- [INSTRUCTIONS TO FOLLOW]: Each line of the data below must be given again exactly as written.

- [INFORMATION SUPPLIED]:
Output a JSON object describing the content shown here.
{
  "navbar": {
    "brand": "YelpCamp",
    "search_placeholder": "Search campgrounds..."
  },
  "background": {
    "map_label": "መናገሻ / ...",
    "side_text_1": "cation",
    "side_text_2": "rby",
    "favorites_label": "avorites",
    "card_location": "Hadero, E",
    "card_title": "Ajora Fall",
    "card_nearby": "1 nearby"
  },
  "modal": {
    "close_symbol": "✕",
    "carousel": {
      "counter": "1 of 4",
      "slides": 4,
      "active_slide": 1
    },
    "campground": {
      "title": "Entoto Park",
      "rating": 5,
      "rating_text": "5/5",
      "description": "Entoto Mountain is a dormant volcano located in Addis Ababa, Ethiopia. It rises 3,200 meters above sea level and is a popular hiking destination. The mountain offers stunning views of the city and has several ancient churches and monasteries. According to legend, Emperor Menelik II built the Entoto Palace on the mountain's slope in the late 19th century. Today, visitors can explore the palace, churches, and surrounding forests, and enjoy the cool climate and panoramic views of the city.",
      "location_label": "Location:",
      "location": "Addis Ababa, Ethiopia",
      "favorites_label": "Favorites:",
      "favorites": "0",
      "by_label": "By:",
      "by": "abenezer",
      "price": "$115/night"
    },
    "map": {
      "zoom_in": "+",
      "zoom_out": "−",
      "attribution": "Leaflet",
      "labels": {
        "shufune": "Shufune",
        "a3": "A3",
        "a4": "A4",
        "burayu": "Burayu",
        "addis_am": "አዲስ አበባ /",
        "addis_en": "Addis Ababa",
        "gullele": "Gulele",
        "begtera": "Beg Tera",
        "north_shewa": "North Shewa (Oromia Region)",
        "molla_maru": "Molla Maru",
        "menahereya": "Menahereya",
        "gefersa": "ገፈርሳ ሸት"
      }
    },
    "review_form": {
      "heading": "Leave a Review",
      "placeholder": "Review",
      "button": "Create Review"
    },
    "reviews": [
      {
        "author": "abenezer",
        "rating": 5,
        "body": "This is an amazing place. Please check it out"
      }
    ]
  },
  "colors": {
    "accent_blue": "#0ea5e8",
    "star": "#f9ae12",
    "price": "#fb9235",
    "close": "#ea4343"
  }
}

- [COMPLETED TASK]:
Output a JSON object describing the content shown here.
{
  "navbar": {
    "brand": "YelpCamp",
    "search_placeholder": "Search campgrounds..."
  },
  "background": {
    "map_label": "መናገሻ / ...",
    "side_text_1": "cation",
    "side_text_2": "rby",
    "favorites_label": "avorites",
    "card_location": "Hadero, E",
    "card_title": "Ajora Fall",
    "card_nearby": "1 nearby"
  },
  "modal": {
    "close_symbol": "✕",
    "carousel": {
      "counter": "1 of 4",
      "slides": 4,
      "active_slide": 1
    },
    "campground": {
      "title": "Entoto Park",
      "rating": 5,
      "rating_text": "5/5",
      "description": "Entoto Mountain is a dormant volcano located in Addis Ababa, Ethiopia. It rises 3,200 meters above sea level and is a popular hiking destination. The mountain offers stunning views of the city and has several ancient churches and monasteries. According to legend, Emperor Menelik II built the Entoto Palace on the mountain's slope in the late 19th century. Today, visitors can explore the palace, churches, and surrounding forests, and enjoy the cool climate and panoramic views of the city.",
      "location_label": "Location:",
      "location": "Addis Ababa, Ethiopia",
      "favorites_label": "Favorites:",
      "favorites": "0",
      "by_label": "By:",
      "by": "abenezer",
      "price": "$115/night"
    },
    "map": {
      "zoom_in": "+",
      "zoom_out": "−",
      "attribution": "Leaflet",
      "labels": {
        "shufune": "Shufune",
        "a3": "A3",
        "a4": "A4",
        "burayu": "Burayu",
        "addis_am": "አዲስ አበባ /",
        "addis_en": "Addis Ababa",
        "gullele": "Gulele",
        "begtera": "Beg Tera",
        "north_shewa": "North Shewa (Oromia Region)",
        "molla_maru": "Molla Maru",
        "menahereya": "Menahereya",
        "gefersa": "ገፈርሳ ሸት"
      }
    },
    "review_form": {
      "heading": "Leave a Review",
      "placeholder": "Review",
      "button": "Create Review"
    },
    "reviews": [
      {
        "author": "abenezer",
        "rating": 5,
        "body": "This is an amazing place. Please check it out"
      }
    ]
  },
  "colors": {
    "accent_blue": "#0ea5e8",
    "star": "#f9ae12",
    "price": "#fb9235",
    "close": "#ea4343"
  }
}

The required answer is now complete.